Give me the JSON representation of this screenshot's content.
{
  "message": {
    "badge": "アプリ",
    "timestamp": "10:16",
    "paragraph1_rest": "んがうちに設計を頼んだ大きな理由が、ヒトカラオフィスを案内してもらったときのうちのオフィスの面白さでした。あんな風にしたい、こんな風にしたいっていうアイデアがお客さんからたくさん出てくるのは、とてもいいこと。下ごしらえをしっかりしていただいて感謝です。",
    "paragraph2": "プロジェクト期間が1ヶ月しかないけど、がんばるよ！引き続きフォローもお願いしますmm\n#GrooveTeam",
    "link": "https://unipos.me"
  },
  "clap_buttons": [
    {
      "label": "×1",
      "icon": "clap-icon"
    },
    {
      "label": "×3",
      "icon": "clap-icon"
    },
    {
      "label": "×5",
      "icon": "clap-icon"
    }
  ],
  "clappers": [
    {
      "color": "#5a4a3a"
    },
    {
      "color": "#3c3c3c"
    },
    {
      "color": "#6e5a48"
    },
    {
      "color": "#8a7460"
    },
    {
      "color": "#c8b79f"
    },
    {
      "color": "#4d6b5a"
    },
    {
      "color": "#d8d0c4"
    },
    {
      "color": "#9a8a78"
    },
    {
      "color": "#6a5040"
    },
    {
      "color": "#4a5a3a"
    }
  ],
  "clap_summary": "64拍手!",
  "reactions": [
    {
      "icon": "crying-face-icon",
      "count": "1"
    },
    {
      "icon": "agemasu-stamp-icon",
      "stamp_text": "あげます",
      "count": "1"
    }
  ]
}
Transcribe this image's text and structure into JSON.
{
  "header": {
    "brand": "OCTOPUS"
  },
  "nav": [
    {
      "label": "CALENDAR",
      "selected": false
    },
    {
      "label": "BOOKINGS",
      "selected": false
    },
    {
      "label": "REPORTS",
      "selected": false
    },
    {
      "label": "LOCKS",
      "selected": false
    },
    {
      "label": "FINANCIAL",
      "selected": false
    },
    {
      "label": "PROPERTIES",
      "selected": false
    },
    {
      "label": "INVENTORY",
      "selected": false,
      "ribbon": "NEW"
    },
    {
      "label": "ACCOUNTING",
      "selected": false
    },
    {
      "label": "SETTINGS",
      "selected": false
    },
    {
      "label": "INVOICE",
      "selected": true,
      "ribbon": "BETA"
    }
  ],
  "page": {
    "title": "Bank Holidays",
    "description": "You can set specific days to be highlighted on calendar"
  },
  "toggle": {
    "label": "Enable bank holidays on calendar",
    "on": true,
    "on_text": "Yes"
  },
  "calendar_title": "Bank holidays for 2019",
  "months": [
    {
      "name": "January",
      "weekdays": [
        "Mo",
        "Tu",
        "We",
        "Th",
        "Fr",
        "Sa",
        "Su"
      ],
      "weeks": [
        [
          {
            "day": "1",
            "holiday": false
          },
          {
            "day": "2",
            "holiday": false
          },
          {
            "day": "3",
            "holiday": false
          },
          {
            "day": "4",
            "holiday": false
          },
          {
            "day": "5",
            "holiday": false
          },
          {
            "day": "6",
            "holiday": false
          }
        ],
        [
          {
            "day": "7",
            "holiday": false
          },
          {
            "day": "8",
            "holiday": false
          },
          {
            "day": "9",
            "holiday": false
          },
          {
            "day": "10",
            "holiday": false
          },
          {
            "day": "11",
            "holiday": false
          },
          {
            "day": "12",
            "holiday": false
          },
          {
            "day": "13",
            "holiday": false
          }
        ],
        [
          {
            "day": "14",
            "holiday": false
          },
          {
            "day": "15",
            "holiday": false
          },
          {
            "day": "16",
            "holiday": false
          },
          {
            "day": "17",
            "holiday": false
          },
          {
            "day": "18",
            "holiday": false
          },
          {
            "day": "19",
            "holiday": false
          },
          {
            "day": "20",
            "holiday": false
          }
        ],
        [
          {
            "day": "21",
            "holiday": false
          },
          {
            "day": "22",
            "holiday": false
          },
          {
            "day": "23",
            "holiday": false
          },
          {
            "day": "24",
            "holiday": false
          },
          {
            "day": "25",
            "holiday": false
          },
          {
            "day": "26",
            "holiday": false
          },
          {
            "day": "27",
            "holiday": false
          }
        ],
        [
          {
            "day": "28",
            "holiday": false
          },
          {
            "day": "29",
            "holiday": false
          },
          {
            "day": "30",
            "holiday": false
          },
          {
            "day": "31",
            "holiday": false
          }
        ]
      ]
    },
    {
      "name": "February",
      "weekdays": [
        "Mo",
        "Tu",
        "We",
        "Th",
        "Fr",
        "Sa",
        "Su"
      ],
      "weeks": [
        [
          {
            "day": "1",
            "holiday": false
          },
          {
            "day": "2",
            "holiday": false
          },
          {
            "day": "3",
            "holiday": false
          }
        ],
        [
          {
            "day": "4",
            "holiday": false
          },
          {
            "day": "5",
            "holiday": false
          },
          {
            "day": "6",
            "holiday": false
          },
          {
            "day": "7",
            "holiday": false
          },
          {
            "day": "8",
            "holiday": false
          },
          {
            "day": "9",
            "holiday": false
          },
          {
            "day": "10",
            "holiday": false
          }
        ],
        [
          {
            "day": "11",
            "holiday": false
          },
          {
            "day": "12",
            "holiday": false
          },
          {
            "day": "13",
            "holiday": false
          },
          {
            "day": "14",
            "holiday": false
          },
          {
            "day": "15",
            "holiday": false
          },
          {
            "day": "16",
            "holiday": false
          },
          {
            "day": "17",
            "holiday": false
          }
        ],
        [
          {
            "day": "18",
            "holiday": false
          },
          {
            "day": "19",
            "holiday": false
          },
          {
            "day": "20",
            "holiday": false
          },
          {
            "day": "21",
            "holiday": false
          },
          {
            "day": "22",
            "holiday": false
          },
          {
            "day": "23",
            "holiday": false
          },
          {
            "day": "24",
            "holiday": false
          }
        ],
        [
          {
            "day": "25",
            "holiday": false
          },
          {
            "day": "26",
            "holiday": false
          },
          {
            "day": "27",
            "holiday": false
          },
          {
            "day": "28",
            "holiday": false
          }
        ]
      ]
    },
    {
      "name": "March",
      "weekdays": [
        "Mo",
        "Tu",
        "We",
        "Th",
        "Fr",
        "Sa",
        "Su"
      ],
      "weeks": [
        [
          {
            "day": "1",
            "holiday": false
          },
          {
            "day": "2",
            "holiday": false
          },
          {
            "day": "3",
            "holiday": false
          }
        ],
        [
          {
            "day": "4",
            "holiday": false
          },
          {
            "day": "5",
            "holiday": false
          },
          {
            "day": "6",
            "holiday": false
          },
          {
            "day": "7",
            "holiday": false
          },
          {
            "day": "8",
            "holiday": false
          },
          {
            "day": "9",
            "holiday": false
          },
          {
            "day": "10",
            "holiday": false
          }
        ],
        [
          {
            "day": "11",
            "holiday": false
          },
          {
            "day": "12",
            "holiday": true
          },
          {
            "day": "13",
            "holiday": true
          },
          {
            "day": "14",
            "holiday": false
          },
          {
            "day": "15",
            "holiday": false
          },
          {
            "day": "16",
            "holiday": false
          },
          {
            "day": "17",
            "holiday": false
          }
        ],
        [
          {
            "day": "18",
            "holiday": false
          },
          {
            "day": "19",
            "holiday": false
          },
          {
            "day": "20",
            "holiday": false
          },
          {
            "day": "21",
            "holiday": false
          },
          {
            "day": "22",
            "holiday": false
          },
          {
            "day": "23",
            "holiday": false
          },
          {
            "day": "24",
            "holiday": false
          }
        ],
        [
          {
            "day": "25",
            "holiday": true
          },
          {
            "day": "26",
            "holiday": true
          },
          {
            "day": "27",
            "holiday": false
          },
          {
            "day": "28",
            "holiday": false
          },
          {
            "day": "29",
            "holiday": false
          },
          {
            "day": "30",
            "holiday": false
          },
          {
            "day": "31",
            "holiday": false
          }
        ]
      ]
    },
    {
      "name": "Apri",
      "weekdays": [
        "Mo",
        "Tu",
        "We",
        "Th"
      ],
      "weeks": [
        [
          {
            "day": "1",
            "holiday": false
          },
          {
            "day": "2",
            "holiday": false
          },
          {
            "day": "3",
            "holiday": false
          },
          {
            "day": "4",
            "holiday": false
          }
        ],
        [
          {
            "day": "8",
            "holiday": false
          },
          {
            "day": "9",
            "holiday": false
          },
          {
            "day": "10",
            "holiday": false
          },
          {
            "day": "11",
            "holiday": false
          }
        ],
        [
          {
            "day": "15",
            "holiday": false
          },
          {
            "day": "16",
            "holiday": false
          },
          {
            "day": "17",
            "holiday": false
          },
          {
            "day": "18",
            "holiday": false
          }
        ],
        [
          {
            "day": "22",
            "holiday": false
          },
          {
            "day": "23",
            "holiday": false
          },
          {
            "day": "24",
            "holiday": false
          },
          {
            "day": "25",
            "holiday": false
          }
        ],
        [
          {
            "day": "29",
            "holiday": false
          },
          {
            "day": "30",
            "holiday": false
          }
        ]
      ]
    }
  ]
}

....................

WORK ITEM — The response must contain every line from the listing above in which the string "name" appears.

WRITTEN ANSWER —
      "name": "January",
      "name": "February",
      "name": "March",
      "name": "Apri",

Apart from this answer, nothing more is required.